Sunday, November 18, 2012
MUSIC REVIEW OF THE DAY: RE-MACHINED A TRIBUTE TO DEEP PURPLE'S MACHINE HEAD
The great thing about these Purple songs is that they are so well-constructed, they can stand up to the tribute versions, as long as you don't mess with them too much. There's not much fooling around hear, except one notable exception: That's what you get when you invite The Flaming Lips to the party, especially to do the iconic Smoke. Wayne Coyne speaks the lines instead of sings them, and that's just the start. Don't freak though; it's the second version on the disc. Carlos Santana and Jacoby Shaddix (Papa Roach) handle it well as the opener on the disc, Carlos particularly excited and, umm, smokin'. Roach sounds the part.
Chickenfoot handle Highway Star, another classic, in a live version, with the guitars at full blast, but they don't change much. Instead, a bonus version of the cut with Steve Vai, Chad Smith (Chili Peppers) and Glenn Hughes (latter versions of Purple) is included, and much more satisfying, Vai especially fiery, no surprise. Elsewhere, Hughes and Smith contribute a decent version of the lesser cut, Maybe I'm A Leo. Other big names aren't so successful; Metallica's take on the b-side When A Blind Man Cries is lifeless, perhaps more to do with the inferior track. But the ballyhooed super group of the event, called Kings of Chaos, come off great. The quartet features Matt Sorum, Joe Elliot, Steve Stevens and Duff McKagan, and they make a grand noise on Never Before. As for the other big album track, Space Truckin', it's left to stalwarts Iron Maiden, and they wisely just grind through it.

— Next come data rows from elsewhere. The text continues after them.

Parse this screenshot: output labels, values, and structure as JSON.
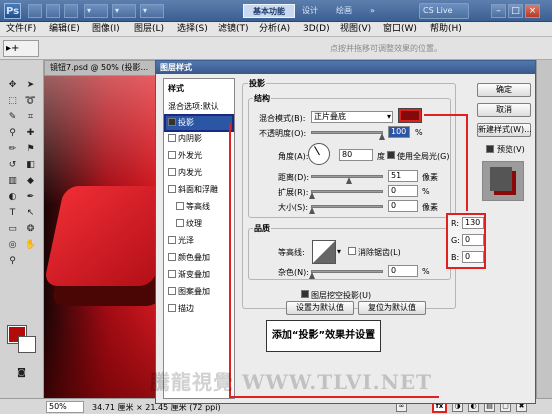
{
  "titlebar": {
    "app_icon": "Ps",
    "workspace_active": "基本功能",
    "workspace_design": "设计",
    "workspace_paint": "绘画",
    "workspace_more": "»",
    "cs_live": "CS Live",
    "buttons": {
      "minimize": "–",
      "restore": "□",
      "close": "×"
    }
  },
  "menubar": {
    "items": [
      "文件(F)",
      "编辑(E)",
      "图像(I)",
      "图层(L)",
      "选择(S)",
      "滤镜(T)",
      "分析(A)",
      "3D(D)",
      "视图(V)",
      "窗口(W)",
      "帮助(H)"
    ]
  },
  "options": {
    "tool_preset": "▸+",
    "hint": "点按并拖移可调整效果的位置。"
  },
  "document": {
    "tab": "镜钮7.psd @ 50% (投影...",
    "zoom": "50%",
    "size": "34.71 厘米 × 21.45 厘米 (72 ppi)"
  },
  "dialog": {
    "title": "图层样式",
    "styles_header": "样式",
    "blend_default": "混合选项:默认",
    "styles": [
      {
        "label": "投影",
        "checked": true
      },
      {
        "label": "内阴影",
        "checked": false
      },
      {
        "label": "外发光",
        "checked": false
      },
      {
        "label": "内发光",
        "checked": false
      },
      {
        "label": "斜面和浮雕",
        "checked": false
      },
      {
        "label": "等高线",
        "checked": false
      },
      {
        "label": "纹理",
        "checked": false
      },
      {
        "label": "光泽",
        "checked": false
      },
      {
        "label": "颜色叠加",
        "checked": false
      },
      {
        "label": "渐变叠加",
        "checked": false
      },
      {
        "label": "图案叠加",
        "checked": false
      },
      {
        "label": "描边",
        "checked": false
      }
    ],
    "section": "投影",
    "structure": {
      "title": "结构",
      "blend_mode_label": "混合模式(B):",
      "blend_mode": "正片叠底",
      "opacity_label": "不透明度(O):",
      "opacity": "100",
      "angle_label": "角度(A):",
      "angle": "80",
      "angle_unit": "度",
      "global_light": "使用全局光(G)",
      "distance_label": "距离(D):",
      "distance": "51",
      "spread_label": "扩展(R):",
      "spread": "0",
      "size_label": "大小(S):",
      "size": "0",
      "px": "像素",
      "percent": "%"
    },
    "quality": {
      "title": "品质",
      "contour_label": "等高线:",
      "anti_alias": "消除锯齿(L)",
      "noise_label": "杂色(N):",
      "noise": "0"
    },
    "knockout": "图层挖空投影(U)",
    "make_default": "设置为默认值",
    "reset_default": "复位为默认值",
    "buttons": {
      "ok": "确定",
      "cancel": "取消",
      "new_style": "新建样式(W)...",
      "preview": "预览(V)"
    },
    "colors": {
      "shadow": "#820A0A"
    }
  },
  "color_values": {
    "r_label": "R:",
    "r": "130",
    "g_label": "G:",
    "g": "0",
    "b_label": "B:",
    "b": "0"
  },
  "caption": "添加“投影”效果并设置",
  "watermark": "騰龍視覺 WWW.TLVI.NET"
}
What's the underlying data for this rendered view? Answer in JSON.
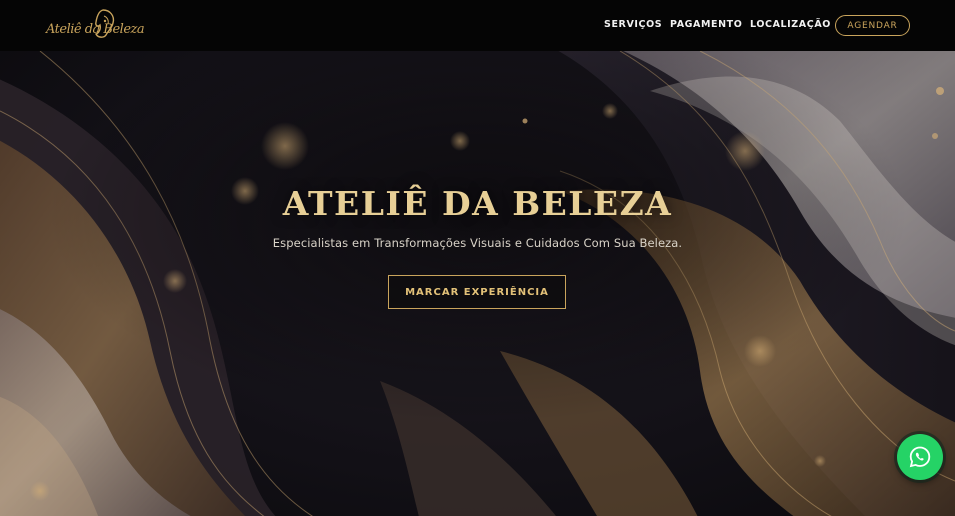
{
  "header": {
    "logo_text": "Ateliê da Beleza",
    "nav": [
      {
        "label": "SERVIÇOS"
      },
      {
        "label": "PAGAMENTO"
      },
      {
        "label": "LOCALIZAÇÃO"
      }
    ],
    "cta_label": "AGENDAR"
  },
  "hero": {
    "title": "ATELIÊ DA BELEZA",
    "subtitle": "Especialistas em Transformações Visuais e Cuidados Com Sua Beleza.",
    "button_label": "MARCAR EXPERIÊNCIA"
  },
  "floating": {
    "whatsapp_icon": "whatsapp-icon"
  },
  "colors": {
    "accent_gold": "#c9a45c",
    "title_gold": "#e7cf96",
    "header_bg": "#050505",
    "whatsapp_green": "#25d366"
  }
}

Perhaps the best guitar solos on the disc (this is a metal album, of course) come from Joe Bonamassa, who teams up with Jimmy Barnes for Lazy, and Joe goes for it. That's really the thing to do; don't mess with success, just do more of it. Interestingly, I'd like to hear the original album again. That Smoke On The Water, that's a pretty good song, you know?